By understanding the contract, you can manage assignments and project justification. Prepare a matrix to track the assignments and who is responsible for each task or action required.

2. Communicate, Communicate, Communicate.

The manager must be able to communicate whether in writing or verbally. According to Dale Carnegie, author of How to Win Friends and Influence People, 85% of success on the job is due to one’s ability to lead people and personality. Only 15% of success is due to one’s technical knowledge. Therefore, the ability to communicate with people is vital and essential in increasing your success tremendously. It takes time to develop good communication skills and a good part of that development requires you to be a good listener. You should be listening two times more than speaking.

Try to avoid these kinds of pitfalls when communicating: expressing your feelings, making it personal, guessing or making assumptions. These types of emotions do not go over well in the business world, let alone in construction. Stick to the topic and facts. Be proactive – not reactive. Always maintain your composure and confidence. And, always be ready for that unexpected curve ball that undoubtedly will come at some point in time, but do not waiver or overreact to these types of situations.

3. Be Prepared.

One of the more important and time consuming tasks that a manager is responsible for is preparing and administering project meetings. Plan to start preparing for a scheduled meeting – whether it’s a conference call or in-person – at least a week in advance.

First, start by drafting the meeting agenda. Then, gather and assemble supportive documentation and exhibits that will be reviewed at the meeting. Be sure that all participants have confirmed or accepted the meeting request or invite.  If applicable, send out the meeting agenda and attachment to the participants a day in advanced.
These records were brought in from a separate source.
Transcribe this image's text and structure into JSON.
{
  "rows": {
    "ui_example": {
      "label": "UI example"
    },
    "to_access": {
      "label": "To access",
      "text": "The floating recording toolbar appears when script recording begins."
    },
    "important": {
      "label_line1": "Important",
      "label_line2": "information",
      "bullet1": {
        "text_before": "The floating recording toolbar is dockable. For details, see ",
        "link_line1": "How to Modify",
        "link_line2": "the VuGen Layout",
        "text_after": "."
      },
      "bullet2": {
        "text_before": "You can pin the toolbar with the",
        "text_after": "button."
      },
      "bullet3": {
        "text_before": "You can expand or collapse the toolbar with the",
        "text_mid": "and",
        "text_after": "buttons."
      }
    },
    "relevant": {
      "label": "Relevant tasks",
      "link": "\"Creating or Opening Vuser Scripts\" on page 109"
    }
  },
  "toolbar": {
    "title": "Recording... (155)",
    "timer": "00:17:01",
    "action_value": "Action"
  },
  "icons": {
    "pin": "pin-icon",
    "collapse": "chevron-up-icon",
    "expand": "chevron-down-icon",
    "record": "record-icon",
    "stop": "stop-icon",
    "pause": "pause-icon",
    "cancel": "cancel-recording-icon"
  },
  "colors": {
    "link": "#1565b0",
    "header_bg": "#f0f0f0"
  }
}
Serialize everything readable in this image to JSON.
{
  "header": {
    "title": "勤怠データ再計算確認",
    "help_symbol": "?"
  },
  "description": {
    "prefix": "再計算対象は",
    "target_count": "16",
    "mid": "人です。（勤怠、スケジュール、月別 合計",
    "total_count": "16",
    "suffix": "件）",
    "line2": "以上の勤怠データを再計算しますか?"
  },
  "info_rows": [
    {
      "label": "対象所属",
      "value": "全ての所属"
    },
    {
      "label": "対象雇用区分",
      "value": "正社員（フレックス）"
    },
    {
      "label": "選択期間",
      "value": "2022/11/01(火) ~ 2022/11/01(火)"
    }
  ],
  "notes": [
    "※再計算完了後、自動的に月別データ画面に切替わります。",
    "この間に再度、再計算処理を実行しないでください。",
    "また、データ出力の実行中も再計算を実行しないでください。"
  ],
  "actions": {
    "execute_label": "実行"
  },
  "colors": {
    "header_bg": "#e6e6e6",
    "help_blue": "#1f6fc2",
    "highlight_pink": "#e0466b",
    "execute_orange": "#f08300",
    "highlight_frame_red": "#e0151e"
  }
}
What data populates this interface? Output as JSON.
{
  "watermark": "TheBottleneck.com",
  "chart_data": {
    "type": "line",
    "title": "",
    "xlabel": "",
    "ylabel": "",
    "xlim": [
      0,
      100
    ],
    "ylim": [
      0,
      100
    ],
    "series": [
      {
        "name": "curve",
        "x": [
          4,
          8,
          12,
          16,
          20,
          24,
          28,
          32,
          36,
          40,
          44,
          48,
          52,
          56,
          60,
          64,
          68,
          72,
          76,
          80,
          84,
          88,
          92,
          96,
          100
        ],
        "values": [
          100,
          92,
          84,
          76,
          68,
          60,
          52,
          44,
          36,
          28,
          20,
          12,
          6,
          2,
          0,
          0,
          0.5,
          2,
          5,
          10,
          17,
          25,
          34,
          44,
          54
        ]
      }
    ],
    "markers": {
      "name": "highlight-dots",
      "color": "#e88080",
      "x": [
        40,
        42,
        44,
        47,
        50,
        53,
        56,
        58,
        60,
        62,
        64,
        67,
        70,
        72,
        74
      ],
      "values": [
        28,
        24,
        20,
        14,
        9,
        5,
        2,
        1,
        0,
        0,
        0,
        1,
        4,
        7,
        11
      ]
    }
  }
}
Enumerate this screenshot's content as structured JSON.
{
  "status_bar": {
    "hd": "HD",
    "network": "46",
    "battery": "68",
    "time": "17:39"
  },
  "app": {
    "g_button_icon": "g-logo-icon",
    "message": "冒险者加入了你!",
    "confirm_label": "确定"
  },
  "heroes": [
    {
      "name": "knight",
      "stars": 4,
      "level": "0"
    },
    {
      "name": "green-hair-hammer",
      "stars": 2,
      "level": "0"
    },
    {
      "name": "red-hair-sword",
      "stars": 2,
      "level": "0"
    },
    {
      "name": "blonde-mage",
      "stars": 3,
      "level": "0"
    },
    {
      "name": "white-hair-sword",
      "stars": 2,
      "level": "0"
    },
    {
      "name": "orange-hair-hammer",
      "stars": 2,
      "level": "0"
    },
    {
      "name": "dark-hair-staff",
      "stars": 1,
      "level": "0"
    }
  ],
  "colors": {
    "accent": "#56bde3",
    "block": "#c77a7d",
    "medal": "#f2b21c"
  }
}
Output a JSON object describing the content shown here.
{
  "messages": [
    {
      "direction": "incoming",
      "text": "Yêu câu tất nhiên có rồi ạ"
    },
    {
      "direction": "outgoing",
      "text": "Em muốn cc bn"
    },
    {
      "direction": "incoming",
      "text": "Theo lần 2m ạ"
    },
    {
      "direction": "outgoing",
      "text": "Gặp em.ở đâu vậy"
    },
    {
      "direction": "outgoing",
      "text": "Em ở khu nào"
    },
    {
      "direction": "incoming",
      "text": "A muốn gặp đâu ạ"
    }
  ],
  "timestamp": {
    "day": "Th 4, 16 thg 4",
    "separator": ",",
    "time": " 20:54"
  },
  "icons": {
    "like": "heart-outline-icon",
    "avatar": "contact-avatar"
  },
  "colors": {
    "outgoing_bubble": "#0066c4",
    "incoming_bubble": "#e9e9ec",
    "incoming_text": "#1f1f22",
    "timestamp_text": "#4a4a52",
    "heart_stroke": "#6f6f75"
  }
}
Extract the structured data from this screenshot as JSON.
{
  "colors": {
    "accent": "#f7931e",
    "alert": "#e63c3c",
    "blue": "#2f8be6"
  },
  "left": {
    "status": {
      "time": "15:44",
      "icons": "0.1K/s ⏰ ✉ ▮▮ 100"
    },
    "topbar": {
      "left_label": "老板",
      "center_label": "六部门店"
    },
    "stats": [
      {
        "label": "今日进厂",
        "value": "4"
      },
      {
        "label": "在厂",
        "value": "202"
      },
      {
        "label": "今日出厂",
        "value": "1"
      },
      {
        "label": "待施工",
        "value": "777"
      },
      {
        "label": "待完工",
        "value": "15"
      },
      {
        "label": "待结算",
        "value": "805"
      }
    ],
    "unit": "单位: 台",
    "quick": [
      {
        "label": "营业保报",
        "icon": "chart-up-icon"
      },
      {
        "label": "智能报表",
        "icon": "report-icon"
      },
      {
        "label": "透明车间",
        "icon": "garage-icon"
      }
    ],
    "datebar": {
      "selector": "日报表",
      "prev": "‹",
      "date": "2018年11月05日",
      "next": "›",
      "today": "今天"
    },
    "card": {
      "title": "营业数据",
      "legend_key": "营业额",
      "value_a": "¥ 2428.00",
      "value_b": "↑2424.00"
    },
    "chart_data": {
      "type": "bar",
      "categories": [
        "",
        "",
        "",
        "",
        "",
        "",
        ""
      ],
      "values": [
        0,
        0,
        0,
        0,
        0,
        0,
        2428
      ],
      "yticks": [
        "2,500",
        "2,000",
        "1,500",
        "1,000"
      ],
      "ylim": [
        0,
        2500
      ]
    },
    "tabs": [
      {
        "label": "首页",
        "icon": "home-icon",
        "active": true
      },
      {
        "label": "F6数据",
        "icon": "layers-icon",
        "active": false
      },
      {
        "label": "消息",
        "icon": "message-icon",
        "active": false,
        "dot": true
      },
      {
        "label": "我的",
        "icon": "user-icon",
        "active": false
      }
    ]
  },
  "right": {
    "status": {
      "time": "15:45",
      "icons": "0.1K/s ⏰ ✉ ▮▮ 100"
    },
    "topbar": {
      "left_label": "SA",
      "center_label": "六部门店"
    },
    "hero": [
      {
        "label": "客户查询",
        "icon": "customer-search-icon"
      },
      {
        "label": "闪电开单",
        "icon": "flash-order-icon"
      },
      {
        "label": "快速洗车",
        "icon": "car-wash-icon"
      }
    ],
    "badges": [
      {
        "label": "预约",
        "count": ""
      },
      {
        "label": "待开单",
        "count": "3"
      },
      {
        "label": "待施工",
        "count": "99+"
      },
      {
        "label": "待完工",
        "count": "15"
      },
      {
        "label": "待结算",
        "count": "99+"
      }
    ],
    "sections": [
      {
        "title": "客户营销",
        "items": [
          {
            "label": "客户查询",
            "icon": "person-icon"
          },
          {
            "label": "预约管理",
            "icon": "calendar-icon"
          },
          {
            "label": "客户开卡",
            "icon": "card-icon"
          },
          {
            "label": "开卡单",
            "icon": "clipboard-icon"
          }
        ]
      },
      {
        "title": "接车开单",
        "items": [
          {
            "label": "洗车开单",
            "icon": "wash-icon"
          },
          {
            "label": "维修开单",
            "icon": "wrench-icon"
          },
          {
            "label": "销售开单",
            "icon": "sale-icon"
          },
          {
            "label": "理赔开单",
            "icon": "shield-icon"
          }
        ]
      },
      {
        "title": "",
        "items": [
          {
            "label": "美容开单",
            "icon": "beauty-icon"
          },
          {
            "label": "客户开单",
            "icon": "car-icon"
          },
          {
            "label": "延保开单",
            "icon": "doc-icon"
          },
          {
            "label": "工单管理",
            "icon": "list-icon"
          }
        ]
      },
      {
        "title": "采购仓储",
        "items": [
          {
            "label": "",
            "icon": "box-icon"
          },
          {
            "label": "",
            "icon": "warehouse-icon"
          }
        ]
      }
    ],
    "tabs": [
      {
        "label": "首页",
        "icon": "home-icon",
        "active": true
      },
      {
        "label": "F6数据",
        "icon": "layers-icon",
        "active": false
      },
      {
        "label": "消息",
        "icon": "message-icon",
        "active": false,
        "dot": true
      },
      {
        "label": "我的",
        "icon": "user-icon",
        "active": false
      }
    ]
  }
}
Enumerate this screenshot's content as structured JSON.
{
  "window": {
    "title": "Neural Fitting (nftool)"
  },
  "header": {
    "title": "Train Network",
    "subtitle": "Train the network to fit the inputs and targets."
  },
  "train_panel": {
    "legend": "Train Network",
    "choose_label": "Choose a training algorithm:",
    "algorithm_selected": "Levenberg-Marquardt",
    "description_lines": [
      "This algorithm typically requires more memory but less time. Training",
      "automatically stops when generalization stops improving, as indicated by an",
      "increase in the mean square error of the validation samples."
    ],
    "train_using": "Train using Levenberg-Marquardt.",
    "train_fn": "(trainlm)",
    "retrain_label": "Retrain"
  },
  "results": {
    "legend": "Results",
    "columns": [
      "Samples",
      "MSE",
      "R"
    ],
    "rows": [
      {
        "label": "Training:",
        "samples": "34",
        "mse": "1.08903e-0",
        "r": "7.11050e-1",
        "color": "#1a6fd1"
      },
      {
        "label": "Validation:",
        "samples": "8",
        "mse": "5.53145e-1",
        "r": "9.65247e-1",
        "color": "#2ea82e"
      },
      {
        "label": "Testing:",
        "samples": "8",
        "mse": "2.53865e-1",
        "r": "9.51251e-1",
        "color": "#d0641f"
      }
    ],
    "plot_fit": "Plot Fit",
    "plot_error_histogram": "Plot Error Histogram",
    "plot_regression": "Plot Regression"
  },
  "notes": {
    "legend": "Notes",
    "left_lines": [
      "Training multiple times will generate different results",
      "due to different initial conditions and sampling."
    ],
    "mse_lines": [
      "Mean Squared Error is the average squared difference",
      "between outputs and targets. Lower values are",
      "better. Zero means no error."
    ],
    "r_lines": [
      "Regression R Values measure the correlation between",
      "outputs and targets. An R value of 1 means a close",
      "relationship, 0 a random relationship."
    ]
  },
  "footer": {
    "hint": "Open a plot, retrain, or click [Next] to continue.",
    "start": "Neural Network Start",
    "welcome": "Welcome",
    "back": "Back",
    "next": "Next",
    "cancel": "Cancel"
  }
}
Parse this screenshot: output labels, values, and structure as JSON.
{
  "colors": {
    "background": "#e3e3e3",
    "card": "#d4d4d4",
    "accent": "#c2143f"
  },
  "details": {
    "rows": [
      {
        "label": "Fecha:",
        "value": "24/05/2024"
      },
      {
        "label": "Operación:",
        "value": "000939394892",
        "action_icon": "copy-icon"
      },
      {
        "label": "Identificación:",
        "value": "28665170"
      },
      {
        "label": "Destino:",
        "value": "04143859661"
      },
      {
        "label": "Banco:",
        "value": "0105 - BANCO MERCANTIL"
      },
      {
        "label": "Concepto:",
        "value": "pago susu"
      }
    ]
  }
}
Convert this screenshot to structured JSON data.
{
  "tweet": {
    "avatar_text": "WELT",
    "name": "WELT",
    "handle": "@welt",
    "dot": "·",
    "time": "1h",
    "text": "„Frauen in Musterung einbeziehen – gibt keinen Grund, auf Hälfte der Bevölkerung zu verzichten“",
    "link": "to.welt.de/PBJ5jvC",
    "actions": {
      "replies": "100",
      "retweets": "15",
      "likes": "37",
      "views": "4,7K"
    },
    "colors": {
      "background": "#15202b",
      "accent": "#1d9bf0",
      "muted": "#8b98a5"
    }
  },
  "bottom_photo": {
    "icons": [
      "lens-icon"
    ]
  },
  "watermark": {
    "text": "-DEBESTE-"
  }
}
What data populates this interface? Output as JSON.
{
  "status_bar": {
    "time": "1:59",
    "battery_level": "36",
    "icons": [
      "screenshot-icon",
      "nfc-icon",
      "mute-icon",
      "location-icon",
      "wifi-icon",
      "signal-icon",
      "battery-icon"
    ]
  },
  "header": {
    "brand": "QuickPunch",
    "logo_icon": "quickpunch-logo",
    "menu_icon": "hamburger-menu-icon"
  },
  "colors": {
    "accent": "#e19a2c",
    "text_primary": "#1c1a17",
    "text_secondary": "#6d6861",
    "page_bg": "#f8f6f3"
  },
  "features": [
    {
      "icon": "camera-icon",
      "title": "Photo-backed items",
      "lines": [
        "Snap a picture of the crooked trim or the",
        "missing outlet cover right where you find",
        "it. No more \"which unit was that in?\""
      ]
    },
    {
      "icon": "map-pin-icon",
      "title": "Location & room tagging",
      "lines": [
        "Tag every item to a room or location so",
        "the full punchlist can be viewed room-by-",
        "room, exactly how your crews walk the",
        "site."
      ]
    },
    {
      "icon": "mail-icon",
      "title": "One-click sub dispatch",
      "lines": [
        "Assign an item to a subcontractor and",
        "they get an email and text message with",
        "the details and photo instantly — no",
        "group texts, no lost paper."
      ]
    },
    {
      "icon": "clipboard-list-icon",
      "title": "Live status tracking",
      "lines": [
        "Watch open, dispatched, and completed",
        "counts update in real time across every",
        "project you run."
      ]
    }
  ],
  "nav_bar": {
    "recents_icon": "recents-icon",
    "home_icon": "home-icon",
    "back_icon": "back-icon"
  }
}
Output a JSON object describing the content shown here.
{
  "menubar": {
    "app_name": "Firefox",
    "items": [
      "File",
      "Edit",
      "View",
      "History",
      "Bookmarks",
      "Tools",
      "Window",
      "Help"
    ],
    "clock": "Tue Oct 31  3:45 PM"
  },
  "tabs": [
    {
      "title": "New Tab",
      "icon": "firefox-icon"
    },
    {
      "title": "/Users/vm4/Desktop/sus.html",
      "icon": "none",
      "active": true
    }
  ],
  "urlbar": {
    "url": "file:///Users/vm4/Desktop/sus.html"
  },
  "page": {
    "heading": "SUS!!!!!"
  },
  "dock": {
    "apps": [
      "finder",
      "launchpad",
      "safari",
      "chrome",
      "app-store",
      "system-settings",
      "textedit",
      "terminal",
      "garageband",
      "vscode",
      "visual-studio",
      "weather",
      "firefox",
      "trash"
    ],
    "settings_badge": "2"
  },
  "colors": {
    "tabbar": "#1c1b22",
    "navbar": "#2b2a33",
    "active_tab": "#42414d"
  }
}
Finally, when it comes time for the meeting, allow for some interaction and light conversation between all attendees. Most importantly, be prepared and anticipate the unexpected.

4. Keep Things In Proper Perspective.

You must be able to adapt to an array of personalities and the unexpected. Therefore, you need to be flexible with your management style so that you can make adjustments to achieve your goals and end results. Do not take yourself too seriously. Instead, strive to balance seriousness and light humor. This is something you are more apt to figure out through real-life experiences.

William Goodman, Senior Project  Manager for Triune, is a highly accomplished multi-talented project  manager with over 30 years of construction experience. He encompasses excellent skills in preparing schedules and managing job costs, budgeting, contract negotiation, Design Build, and pre-construction services.

The Punch List is Triune’s proprietary blog for discussing issues and providing insights specific to the commercial construction industry. Copyright 2014 TMV, LLC (Triune).  Any and all rights reserved.